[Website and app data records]

———

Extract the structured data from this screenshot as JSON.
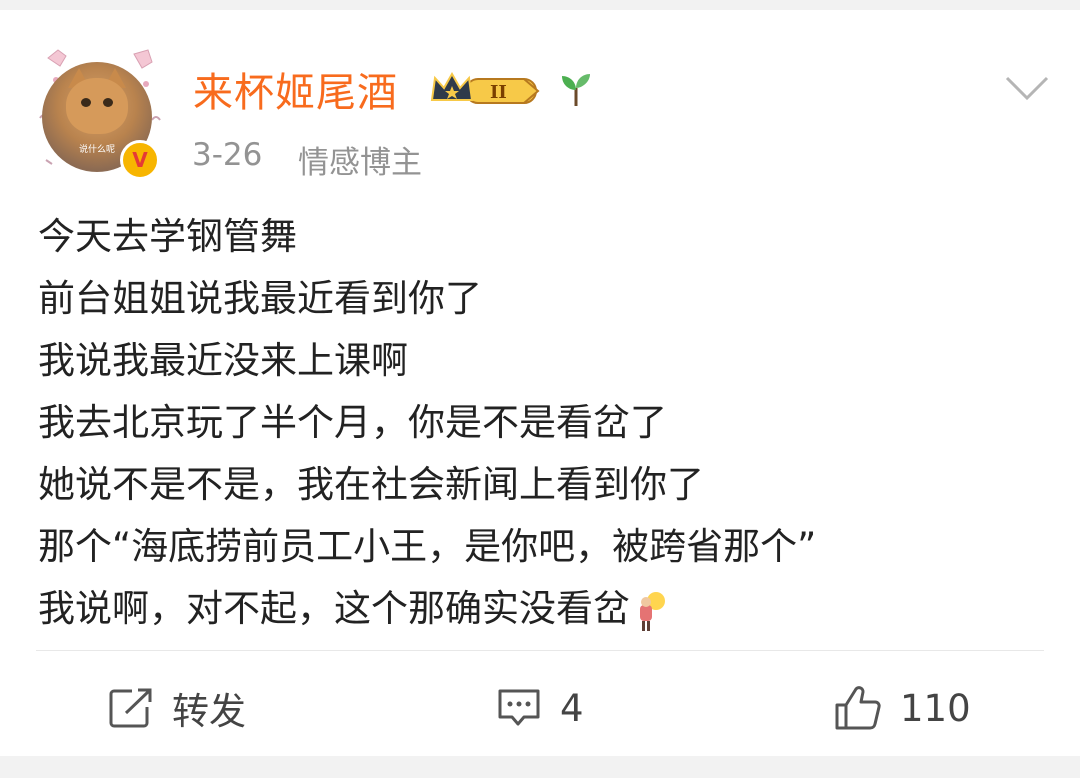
{
  "post": {
    "author": {
      "name": "来杯姬尾酒",
      "avatar_caption": "说什么呢",
      "verified_mark": "V",
      "vip_level": "II",
      "date": "3-26",
      "role": "情感博主"
    },
    "lines": [
      "今天去学钢管舞",
      "前台姐姐说我最近看到你了",
      "我说我最近没来上课啊",
      "我去北京玩了半个月，你是不是看岔了",
      "她说不是不是，我在社会新闻上看到你了",
      "那个“海底捞前员工小王，是你吧，被跨省那个”",
      "我说啊，对不起，这个那确实没看岔"
    ]
  },
  "actions": {
    "repost_label": "转发",
    "comment_count": "4",
    "like_count": "110"
  },
  "colors": {
    "username": "#f86b1d",
    "meta": "#939393",
    "text": "#222222",
    "background": "#f2f2f2"
  },
  "icons": [
    "verified-icon",
    "crown-badge-icon",
    "sprout-icon",
    "chevron-down-icon",
    "lightbulb-emoji-icon",
    "repost-icon",
    "comment-icon",
    "like-icon"
  ]
}
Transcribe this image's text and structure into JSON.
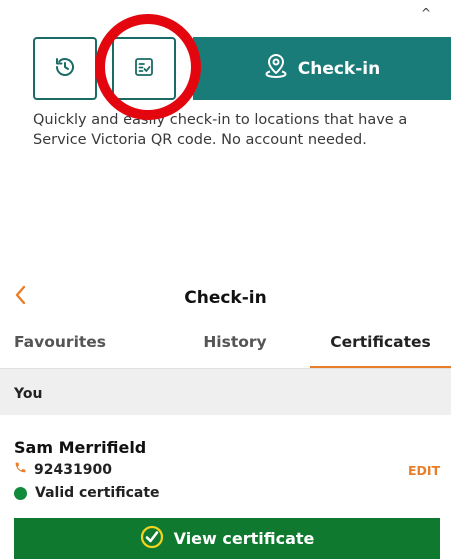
{
  "top_panel": {
    "status_glyph": "^",
    "history_icon": "history-icon",
    "certificate_icon": "certificate-icon",
    "checkin_label": "Check-in",
    "checkin_icon": "location-pin-icon",
    "description": "Quickly and easily check-in to locations that have a Service Victoria QR code. No account needed.",
    "accent_color": "#1a7c78",
    "highlight_ring_color": "#e3060f"
  },
  "screen": {
    "back_icon": "chevron-left-icon",
    "title": "Check-in",
    "tabs": [
      {
        "label": "Favourites"
      },
      {
        "label": "History"
      },
      {
        "label": "Certificates",
        "selected": true
      }
    ],
    "tab_accent_color": "#e97e2a",
    "section_label": "You",
    "person": {
      "name": "Sam Merrifield",
      "phone": "92431900",
      "edit_label": "EDIT",
      "status": "Valid certificate",
      "status_color": "#118a3b"
    },
    "view_button_label": "View certificate",
    "view_button_color": "#0f7a2f"
  }
}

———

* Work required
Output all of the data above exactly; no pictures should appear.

* Completed exercise
Extract the structured data from this screenshot as JSON.
{
  "post": {
    "author": {
      "name": "来杯姬尾酒",
      "avatar_caption": "说什么呢",
      "verified_mark": "V",
      "vip_level": "II",
      "date": "3-26",
      "role": "情感博主"
    },
    "lines": [
      "今天去学钢管舞",
      "前台姐姐说我最近看到你了",
      "我说我最近没来上课啊",
      "我去北京玩了半个月，你是不是看岔了",
      "她说不是不是，我在社会新闻上看到你了",
      "那个“海底捞前员工小王，是你吧，被跨省那个”",
      "我说啊，对不起，这个那确实没看岔"
    ]
  },
  "actions": {
    "repost_label": "转发",
    "comment_count": "4",
    "like_count": "110"
  },
  "colors": {
    "username": "#f86b1d",
    "meta": "#939393",
    "text": "#222222",
    "background": "#f2f2f2"
  },
  "icons": [
    "verified-icon",
    "crown-badge-icon",
    "sprout-icon",
    "chevron-down-icon",
    "lightbulb-emoji-icon",
    "repost-icon",
    "comment-icon",
    "like-icon"
  ]
}
Transcribe this image's text and structure into JSON.
{
  "top_panel": {
    "status_glyph": "^",
    "history_icon": "history-icon",
    "certificate_icon": "certificate-icon",
    "checkin_label": "Check-in",
    "checkin_icon": "location-pin-icon",
    "description": "Quickly and easily check-in to locations that have a Service Victoria QR code. No account needed.",
    "accent_color": "#1a7c78",
    "highlight_ring_color": "#e3060f"
  },
  "screen": {
    "back_icon": "chevron-left-icon",
    "title": "Check-in",
    "tabs": [
      {
        "label": "Favourites"
      },
      {
        "label": "History"
      },
      {
        "label": "Certificates",
        "selected": true
      }
    ],
    "tab_accent_color": "#e97e2a",
    "section_label": "You",
    "person": {
      "name": "Sam Merrifield",
      "phone": "92431900",
      "edit_label": "EDIT",
      "status": "Valid certificate",
      "status_color": "#118a3b"
    },
    "view_button_label": "View certificate",
    "view_button_color": "#0f7a2f"
  }
}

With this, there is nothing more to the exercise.